_ABOUT THIS TASK_
Please write out all of the entries without altering anything.

--------------------------------------------------

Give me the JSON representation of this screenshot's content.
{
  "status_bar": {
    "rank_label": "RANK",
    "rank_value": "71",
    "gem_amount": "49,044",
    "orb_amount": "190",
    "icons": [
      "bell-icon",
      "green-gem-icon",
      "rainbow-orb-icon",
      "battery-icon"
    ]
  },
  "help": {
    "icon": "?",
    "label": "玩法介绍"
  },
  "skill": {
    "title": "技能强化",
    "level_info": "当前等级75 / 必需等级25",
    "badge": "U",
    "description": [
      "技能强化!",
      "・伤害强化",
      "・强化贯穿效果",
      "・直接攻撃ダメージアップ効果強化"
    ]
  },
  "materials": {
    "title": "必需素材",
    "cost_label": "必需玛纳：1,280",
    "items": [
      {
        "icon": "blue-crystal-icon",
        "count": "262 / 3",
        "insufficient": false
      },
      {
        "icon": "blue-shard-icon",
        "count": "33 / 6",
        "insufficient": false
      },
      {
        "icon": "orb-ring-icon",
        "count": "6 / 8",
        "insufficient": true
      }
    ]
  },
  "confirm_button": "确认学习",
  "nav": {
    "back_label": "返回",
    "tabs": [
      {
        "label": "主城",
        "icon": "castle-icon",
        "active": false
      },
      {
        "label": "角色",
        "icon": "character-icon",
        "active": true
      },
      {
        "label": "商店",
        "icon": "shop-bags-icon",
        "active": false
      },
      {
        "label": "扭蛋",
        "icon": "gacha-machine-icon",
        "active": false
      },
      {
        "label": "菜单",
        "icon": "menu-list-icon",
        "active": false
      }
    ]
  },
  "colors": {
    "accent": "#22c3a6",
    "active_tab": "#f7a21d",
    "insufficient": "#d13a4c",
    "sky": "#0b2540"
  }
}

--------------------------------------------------

_OUTPUT FOR THIS EXERCISE_
Give me the JSON representation of this screenshot's content.
{
  "status_bar": {
    "rank_label": "RANK",
    "rank_value": "71",
    "gem_amount": "49,044",
    "orb_amount": "190",
    "icons": [
      "bell-icon",
      "green-gem-icon",
      "rainbow-orb-icon",
      "battery-icon"
    ]
  },
  "help": {
    "icon": "?",
    "label": "玩法介绍"
  },
  "skill": {
    "title": "技能强化",
    "level_info": "当前等级75 / 必需等级25",
    "badge": "U",
    "description": [
      "技能强化!",
      "・伤害强化",
      "・强化贯穿效果",
      "・直接攻撃ダメージアップ効果強化"
    ]
  },
  "materials": {
    "title": "必需素材",
    "cost_label": "必需玛纳：1,280",
    "items": [
      {
        "icon": "blue-crystal-icon",
        "count": "262 / 3",
        "insufficient": false
      },
      {
        "icon": "blue-shard-icon",
        "count": "33 / 6",
        "insufficient": false
      },
      {
        "icon": "orb-ring-icon",
        "count": "6 / 8",
        "insufficient": true
      }
    ]
  },
  "confirm_button": "确认学习",
  "nav": {
    "back_label": "返回",
    "tabs": [
      {
        "label": "主城",
        "icon": "castle-icon",
        "active": false
      },
      {
        "label": "角色",
        "icon": "character-icon",
        "active": true
      },
      {
        "label": "商店",
        "icon": "shop-bags-icon",
        "active": false
      },
      {
        "label": "扭蛋",
        "icon": "gacha-machine-icon",
        "active": false
      },
      {
        "label": "菜单",
        "icon": "menu-list-icon",
        "active": false
      }
    ]
  },
  "colors": {
    "accent": "#22c3a6",
    "active_tab": "#f7a21d",
    "insufficient": "#d13a4c",
    "sky": "#0b2540"
  }
}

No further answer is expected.